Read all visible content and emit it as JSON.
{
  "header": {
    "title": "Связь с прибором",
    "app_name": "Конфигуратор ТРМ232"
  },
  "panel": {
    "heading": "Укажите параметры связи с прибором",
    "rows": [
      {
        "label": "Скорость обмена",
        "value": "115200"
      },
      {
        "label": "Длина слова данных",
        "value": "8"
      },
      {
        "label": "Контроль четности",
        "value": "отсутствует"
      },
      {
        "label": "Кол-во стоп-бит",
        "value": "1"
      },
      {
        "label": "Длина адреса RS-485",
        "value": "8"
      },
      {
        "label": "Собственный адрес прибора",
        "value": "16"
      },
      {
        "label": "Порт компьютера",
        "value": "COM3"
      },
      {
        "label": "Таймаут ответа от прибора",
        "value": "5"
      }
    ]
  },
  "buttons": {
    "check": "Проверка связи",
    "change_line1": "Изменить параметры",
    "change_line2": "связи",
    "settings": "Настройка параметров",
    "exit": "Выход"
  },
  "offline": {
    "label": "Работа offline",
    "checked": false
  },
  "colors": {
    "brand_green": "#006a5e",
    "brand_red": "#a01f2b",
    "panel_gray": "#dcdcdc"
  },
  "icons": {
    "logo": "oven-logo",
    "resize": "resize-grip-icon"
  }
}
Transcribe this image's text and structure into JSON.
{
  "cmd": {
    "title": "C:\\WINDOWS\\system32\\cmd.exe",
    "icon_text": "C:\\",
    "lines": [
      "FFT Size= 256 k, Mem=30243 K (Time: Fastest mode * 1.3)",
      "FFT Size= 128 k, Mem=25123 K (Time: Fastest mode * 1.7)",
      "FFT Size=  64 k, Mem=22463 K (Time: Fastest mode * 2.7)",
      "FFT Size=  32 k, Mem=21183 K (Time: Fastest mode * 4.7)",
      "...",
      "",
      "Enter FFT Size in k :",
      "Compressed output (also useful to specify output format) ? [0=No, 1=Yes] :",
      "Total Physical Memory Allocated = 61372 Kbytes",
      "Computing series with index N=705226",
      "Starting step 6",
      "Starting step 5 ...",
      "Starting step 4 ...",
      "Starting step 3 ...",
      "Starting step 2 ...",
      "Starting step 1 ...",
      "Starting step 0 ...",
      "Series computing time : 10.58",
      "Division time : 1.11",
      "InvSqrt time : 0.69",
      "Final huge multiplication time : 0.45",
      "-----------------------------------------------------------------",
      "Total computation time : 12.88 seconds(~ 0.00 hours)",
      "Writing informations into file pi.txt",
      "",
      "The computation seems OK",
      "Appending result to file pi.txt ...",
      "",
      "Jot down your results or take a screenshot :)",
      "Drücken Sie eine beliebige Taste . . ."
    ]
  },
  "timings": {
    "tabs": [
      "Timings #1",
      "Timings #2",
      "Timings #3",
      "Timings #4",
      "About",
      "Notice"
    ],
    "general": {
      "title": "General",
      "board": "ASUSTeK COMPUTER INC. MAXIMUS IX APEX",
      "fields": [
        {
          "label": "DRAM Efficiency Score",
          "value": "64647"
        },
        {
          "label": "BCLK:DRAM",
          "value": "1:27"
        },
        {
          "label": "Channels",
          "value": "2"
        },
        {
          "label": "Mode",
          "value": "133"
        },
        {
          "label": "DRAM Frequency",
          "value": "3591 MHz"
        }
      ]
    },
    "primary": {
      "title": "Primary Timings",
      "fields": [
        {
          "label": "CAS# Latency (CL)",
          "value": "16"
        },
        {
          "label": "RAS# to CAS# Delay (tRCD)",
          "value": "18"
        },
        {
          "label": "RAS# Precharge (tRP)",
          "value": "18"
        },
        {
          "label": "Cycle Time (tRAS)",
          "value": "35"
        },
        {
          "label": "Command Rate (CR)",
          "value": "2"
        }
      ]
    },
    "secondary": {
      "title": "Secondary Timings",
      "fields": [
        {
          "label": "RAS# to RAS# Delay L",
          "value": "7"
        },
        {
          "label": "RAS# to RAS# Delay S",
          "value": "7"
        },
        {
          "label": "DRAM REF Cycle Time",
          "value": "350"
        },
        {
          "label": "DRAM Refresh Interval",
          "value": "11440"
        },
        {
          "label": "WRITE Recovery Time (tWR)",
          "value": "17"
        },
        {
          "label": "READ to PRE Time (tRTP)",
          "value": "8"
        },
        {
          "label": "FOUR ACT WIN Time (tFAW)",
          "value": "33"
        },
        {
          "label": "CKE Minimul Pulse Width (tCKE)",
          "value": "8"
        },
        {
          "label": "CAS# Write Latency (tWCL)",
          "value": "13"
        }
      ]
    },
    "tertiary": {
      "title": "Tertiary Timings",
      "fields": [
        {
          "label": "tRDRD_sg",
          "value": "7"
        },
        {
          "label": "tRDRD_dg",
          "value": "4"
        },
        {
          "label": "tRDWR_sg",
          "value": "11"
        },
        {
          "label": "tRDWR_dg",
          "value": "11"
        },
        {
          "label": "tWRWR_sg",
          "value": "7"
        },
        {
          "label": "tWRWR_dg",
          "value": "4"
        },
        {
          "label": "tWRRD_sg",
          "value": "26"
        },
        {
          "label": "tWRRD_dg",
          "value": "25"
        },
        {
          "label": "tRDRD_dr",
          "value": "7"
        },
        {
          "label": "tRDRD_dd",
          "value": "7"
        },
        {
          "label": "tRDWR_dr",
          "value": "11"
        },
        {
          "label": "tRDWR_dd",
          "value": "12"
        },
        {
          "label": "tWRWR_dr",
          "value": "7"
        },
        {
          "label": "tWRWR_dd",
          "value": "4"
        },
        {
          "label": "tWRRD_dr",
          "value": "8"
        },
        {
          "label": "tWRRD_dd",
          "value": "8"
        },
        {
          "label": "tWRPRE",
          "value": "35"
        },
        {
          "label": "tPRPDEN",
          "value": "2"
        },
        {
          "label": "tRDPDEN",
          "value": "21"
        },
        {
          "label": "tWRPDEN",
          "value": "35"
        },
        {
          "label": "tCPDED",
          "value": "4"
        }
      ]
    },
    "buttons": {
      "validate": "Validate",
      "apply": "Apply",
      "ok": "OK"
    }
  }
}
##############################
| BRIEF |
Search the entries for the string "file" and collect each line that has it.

| OUTPUT FOR THIS EXERCISE |
      "Writing informations into file pi.txt",
      "Appending result to file pi.txt ...",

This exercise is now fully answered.